§ ASSIGNED TASK: Every record must be restated exactly. Drop the images.

§ DATA TO USE:
##########
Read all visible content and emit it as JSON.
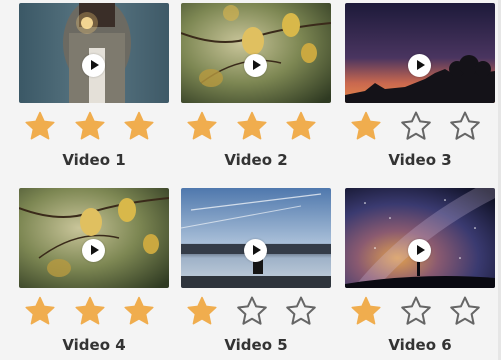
{
  "colors": {
    "star_filled": "#f0ad4e",
    "star_outline": "#666666",
    "label": "#333333"
  },
  "videos": [
    {
      "label": "Video 1",
      "rating": 3,
      "scene": "sparkler-icon"
    },
    {
      "label": "Video 2",
      "rating": 3,
      "scene": "autumn-leaves-icon"
    },
    {
      "label": "Video 3",
      "rating": 1,
      "scene": "sunset-trees-icon"
    },
    {
      "label": "Video 4",
      "rating": 3,
      "scene": "autumn-leaves-icon"
    },
    {
      "label": "Video 5",
      "rating": 1,
      "scene": "lake-figure-icon"
    },
    {
      "label": "Video 6",
      "rating": 1,
      "scene": "milky-way-icon"
    }
  ],
  "max_rating": 3
}
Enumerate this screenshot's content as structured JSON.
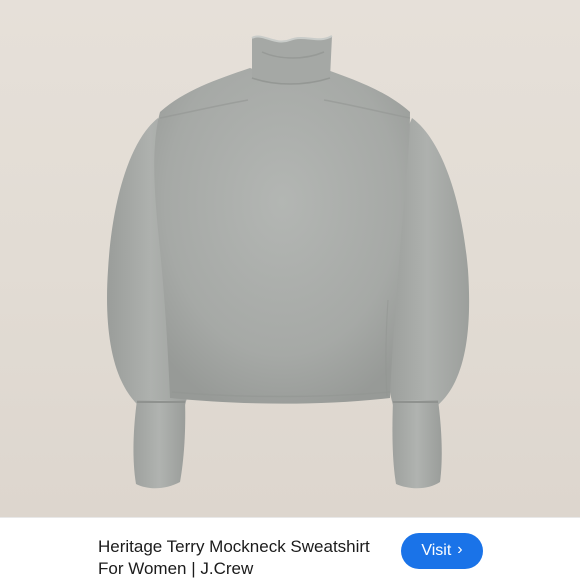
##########
§ EXERCISE RESPONSE:
Read all visible content and emit it as JSON.
{
  "colors": {
    "star_filled": "#f0ad4e",
    "star_outline": "#666666",
    "label": "#333333"
  },
  "videos": [
    {
      "label": "Video 1",
      "rating": 3,
      "scene": "sparkler-icon"
    },
    {
      "label": "Video 2",
      "rating": 3,
      "scene": "autumn-leaves-icon"
    },
    {
      "label": "Video 3",
      "rating": 1,
      "scene": "sunset-trees-icon"
    },
    {
      "label": "Video 4",
      "rating": 3,
      "scene": "autumn-leaves-icon"
    },
    {
      "label": "Video 5",
      "rating": 1,
      "scene": "lake-figure-icon"
    },
    {
      "label": "Video 6",
      "rating": 1,
      "scene": "milky-way-icon"
    }
  ],
  "max_rating": 3
}
Enumerate this screenshot's content as structured JSON.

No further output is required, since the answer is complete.